··· EXERCISE MATERIAL

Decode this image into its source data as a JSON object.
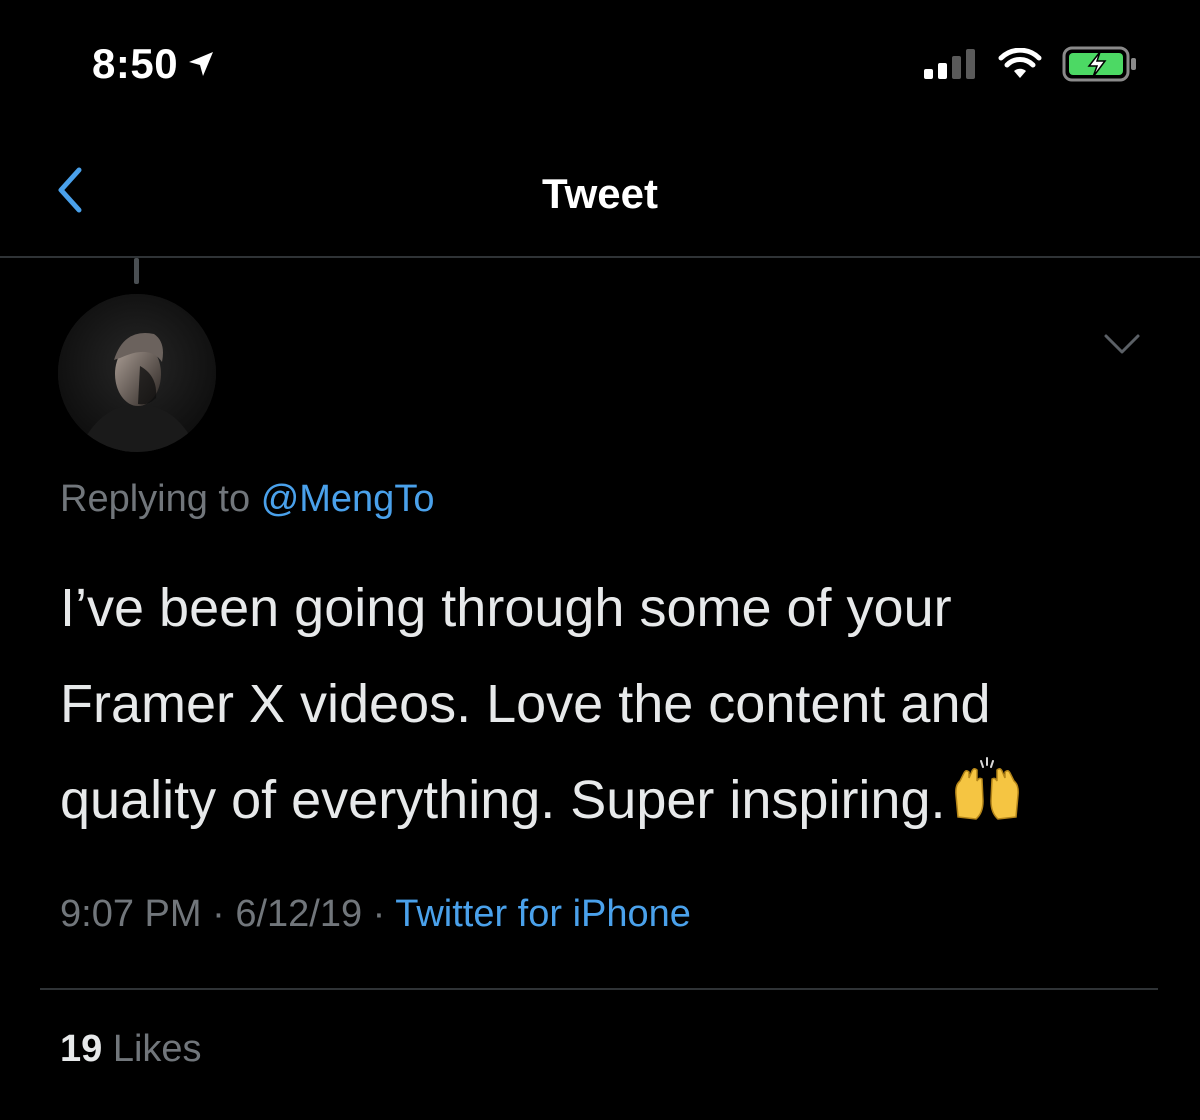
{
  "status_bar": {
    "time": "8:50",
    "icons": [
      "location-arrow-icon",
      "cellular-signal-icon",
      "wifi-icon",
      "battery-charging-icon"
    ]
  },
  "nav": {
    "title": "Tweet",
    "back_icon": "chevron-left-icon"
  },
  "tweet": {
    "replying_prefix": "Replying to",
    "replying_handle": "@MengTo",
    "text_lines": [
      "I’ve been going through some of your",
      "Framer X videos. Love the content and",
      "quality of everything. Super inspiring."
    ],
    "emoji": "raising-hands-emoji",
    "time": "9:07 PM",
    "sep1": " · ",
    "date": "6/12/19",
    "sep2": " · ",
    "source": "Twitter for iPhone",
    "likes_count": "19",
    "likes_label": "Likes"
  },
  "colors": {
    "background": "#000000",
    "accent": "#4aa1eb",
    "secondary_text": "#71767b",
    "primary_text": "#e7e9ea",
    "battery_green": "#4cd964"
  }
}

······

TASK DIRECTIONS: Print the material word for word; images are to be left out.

OUTPUT BELOW:
Decode this image into its source data as a JSON object.
{
  "status_bar": {
    "time": "8:50",
    "icons": [
      "location-arrow-icon",
      "cellular-signal-icon",
      "wifi-icon",
      "battery-charging-icon"
    ]
  },
  "nav": {
    "title": "Tweet",
    "back_icon": "chevron-left-icon"
  },
  "tweet": {
    "replying_prefix": "Replying to",
    "replying_handle": "@MengTo",
    "text_lines": [
      "I’ve been going through some of your",
      "Framer X videos. Love the content and",
      "quality of everything. Super inspiring."
    ],
    "emoji": "raising-hands-emoji",
    "time": "9:07 PM",
    "sep1": " · ",
    "date": "6/12/19",
    "sep2": " · ",
    "source": "Twitter for iPhone",
    "likes_count": "19",
    "likes_label": "Likes"
  },
  "colors": {
    "background": "#000000",
    "accent": "#4aa1eb",
    "secondary_text": "#71767b",
    "primary_text": "#e7e9ea",
    "battery_green": "#4cd964"
  }
}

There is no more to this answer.